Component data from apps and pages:
========================================

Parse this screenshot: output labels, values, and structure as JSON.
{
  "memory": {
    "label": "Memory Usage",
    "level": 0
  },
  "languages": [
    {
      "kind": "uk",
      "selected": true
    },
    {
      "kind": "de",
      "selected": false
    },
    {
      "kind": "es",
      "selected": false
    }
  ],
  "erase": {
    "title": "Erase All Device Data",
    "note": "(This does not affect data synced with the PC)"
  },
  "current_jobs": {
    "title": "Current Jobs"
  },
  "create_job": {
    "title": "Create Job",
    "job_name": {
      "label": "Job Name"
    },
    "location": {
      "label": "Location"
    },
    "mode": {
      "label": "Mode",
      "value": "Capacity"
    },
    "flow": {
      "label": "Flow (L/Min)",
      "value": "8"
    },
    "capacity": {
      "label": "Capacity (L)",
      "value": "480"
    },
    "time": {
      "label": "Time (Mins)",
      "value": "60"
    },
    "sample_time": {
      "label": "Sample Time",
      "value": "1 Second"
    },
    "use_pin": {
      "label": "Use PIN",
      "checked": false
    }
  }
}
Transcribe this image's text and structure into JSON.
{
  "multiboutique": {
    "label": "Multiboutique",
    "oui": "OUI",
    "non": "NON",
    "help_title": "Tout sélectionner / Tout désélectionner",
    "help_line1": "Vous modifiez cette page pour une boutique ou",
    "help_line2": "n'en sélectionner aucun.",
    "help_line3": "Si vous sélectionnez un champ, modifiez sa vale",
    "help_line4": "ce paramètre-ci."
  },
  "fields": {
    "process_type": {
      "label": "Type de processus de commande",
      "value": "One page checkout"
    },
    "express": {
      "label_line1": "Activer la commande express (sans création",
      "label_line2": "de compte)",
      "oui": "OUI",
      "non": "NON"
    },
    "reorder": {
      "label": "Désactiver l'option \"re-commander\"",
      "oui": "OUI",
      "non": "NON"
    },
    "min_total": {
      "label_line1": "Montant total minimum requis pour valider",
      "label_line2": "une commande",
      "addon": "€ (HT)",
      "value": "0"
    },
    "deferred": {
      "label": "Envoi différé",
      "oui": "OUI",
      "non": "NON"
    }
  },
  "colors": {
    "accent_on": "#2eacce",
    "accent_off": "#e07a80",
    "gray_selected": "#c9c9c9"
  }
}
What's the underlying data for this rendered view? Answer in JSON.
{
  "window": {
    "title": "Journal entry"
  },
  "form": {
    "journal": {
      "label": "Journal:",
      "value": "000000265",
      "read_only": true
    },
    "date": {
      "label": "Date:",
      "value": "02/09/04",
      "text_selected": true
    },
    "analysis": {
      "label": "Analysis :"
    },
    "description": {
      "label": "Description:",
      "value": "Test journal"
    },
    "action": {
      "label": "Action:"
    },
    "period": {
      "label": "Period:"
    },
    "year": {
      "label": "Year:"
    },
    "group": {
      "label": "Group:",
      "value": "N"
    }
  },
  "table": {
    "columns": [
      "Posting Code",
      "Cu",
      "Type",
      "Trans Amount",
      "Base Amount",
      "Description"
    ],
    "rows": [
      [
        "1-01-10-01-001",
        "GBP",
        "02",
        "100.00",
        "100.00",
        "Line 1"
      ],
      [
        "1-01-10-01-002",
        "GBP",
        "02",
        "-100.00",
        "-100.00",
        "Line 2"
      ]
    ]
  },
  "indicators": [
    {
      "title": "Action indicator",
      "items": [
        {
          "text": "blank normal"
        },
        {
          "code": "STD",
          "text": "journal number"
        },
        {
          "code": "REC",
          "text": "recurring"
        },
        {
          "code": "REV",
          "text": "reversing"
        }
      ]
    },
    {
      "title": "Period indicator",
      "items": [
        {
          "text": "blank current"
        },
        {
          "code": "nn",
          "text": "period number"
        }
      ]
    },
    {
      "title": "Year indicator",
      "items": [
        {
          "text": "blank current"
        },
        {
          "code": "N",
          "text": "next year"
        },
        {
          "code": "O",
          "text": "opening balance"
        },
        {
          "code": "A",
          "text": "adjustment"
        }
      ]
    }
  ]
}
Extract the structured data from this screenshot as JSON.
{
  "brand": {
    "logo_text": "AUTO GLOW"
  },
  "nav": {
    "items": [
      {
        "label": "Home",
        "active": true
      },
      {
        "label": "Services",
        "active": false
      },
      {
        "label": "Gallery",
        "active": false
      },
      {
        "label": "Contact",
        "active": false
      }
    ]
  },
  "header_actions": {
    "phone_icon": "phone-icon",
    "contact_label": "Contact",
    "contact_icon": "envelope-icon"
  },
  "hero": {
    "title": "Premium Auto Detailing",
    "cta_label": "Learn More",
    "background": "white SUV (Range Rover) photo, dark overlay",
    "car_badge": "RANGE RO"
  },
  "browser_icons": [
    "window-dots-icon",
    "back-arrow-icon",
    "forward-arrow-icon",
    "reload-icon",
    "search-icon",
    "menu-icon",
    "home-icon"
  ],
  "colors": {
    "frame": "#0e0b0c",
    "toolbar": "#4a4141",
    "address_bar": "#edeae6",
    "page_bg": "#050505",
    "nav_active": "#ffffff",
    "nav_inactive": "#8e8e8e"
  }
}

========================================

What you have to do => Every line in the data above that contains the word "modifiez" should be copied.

Result of this task =>
    "help_line1": "Vous modifiez cette page pour une boutique ou",
    "help_line3": "Si vous sélectionnez un champ, modifiez sa vale",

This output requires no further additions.